Attire a key in contending with extreme cold
By Donna Vickroy email@example.com January 2, 2014 10:36PM
Updated: February 4, 2014 10:20AM
Sandi Daniels knows it is moisture that will freeze you out.
The 11-year member of the maintenance staff of the Cook County Forest Preserve District spends most of her workday outside — shoveling, plowing, picking up trash and keeping clean the area around the sledding hill at Dan Ryan Woods, 86th Street and Western Avenue.
Wet days are the worst days, she said, whether it’s a November rain or a January snowfall. So she dresses in layers and keeps extra socks, gloves and handwarmers in the car.
“If you get wet, there’s no turning back,” Daniels said, adding that your only recourse is to come indoors and change clothes.
Cold as ice
Whether it’s caused by stepping in a puddle, rolling down a sledding hill or simply sweating while clearing the driveway, wetness causes more trouble than cold temperatures.
“It not only makes you colder, it increases the rate of heat loss and puts you at risk for hypothermia faster,” said Dr. Brian Sayger, chairman of emergency medicine at Christ Medical Center in Oak Lawn.
He said symptoms that your body is in trouble include faster breathing and an increased heart rate as the body tries to compensate with heat loss. Shaking and shivering are signs that it’s time to get indoors and remove wet clothing.
If you ignore the symptoms, you will lose the ability to shiver and put yourself at even greater risk of frostbite and hypothermia, Sayger said.
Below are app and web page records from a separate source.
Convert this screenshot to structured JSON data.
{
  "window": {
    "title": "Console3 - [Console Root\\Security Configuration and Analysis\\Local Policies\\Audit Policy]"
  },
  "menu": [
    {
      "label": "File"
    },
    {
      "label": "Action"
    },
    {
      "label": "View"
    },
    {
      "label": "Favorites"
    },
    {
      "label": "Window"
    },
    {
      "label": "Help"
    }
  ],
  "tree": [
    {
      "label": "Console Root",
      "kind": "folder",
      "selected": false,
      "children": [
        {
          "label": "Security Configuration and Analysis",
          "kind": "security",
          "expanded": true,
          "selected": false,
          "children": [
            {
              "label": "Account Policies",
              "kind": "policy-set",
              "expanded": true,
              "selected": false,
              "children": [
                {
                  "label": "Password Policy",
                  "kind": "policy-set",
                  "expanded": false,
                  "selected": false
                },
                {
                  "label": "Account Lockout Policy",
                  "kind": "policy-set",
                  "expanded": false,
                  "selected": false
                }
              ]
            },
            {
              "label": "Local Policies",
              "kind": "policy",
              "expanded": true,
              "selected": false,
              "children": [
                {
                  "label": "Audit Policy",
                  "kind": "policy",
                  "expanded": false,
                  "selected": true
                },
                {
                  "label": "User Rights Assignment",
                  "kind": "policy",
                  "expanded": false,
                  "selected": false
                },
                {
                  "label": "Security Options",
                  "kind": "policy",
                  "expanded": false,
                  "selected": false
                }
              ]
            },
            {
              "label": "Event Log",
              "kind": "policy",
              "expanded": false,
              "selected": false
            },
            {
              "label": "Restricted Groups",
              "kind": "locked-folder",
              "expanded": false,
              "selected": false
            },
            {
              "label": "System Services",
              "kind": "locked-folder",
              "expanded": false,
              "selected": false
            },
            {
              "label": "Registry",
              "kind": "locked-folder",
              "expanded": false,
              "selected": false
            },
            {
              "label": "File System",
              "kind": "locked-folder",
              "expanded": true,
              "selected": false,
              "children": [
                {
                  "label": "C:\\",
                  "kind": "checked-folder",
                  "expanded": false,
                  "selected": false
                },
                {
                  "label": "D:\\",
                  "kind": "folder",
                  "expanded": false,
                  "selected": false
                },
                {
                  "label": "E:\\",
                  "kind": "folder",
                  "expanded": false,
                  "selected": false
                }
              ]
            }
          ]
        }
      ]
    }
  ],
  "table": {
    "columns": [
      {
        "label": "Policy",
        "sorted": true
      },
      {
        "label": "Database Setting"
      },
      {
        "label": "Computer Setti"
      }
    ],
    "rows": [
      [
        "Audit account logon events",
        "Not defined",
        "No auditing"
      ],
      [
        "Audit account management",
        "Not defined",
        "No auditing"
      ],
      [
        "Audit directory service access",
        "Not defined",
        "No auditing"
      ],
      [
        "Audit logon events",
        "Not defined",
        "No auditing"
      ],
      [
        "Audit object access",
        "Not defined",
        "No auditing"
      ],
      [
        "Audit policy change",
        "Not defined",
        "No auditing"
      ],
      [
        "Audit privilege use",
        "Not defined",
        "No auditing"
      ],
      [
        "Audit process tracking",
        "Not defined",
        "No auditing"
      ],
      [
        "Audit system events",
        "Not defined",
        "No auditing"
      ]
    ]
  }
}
Bernie Heilicser, emergency physician at Ingalls Health System in Harvey and medical director for the South Cook County EMS system, said on seriously cold days, like the ones forecast for Monday and Tuesday, the best way to avoid frostbite and hypothermia is to stay indoors.
“When it gets to be 5 and 10 below, there’s really no reason to be outside,” he said. “You can get frostbite and hypothermia very quickly.”
Exposed skin, such as hands and face, are more susceptible to frostbite, and a person who has suffered the condition in the past is more likely to get it again, he said.
If you suspect hypothermia, Heilicser said, “Call 911.”
Sayger said the elderly and the very young are most susceptible, as are people taking certain heart and thyroid medications that can decrease the body’s ability to generate heat.
If you do suspect frostbite, get indoors and stay in a room where the temperature is 82 degrees, Sayger said, and don’t rub or massage an affected area — submerge it in warm water that’s no higher than 104 degrees.
Also avoid alcohol, which will make your brain think you are warm and toasty while the alcohol is really dilating your blood vessels and letting more heat escape, according to Sayger.
Although Thursday’s light snow did not present as high a risk for shovelers as heavy wet snow can, Sayger said people should still be careful not to overdo it.
“If you start panting or can’t finish your sentences, it’s time to go indoors,” he said.
The greater danger is yet to come, with temperatures expected to drop below zero by Monday, turning all that compacted snow to ice.
“That’s when we start to worry about slips and falls,” he said.
Daniels heads out the door clad in a thermal T-shirt, a turtleneck and an insulated Carhartt jacket and overalls.
“I love them,” she said.
Carol Olson, clothing manager at the Viking Ski Shops in Chicago and Barrington, said she prefers the PolarMax brand of long underwear. She said women tend to like PolarMax while men prefer the thinner North Face, but any basewear that is a double layer and has wicking works best. Wicking, she said, keeps moisture away from the skin.
“People think the thicker the socks, the better. That is not true,” Olson said. “You do not need to double up on socks, but you do need to keep them dry because all feet perspire.”
So get some socks with wicking and also wear a good waterproof boot, she said. Sorella boots are selling well, as are Uggs, which are lined in wool, Olson said, adding that neck gators — breathable, fleece pullups that cover the face, also are popular.
In addition, a wool hat works best unless you’re skiing, when you need to wear a helmet, she said, and insulated mittens trump gloves when it comes to warmth.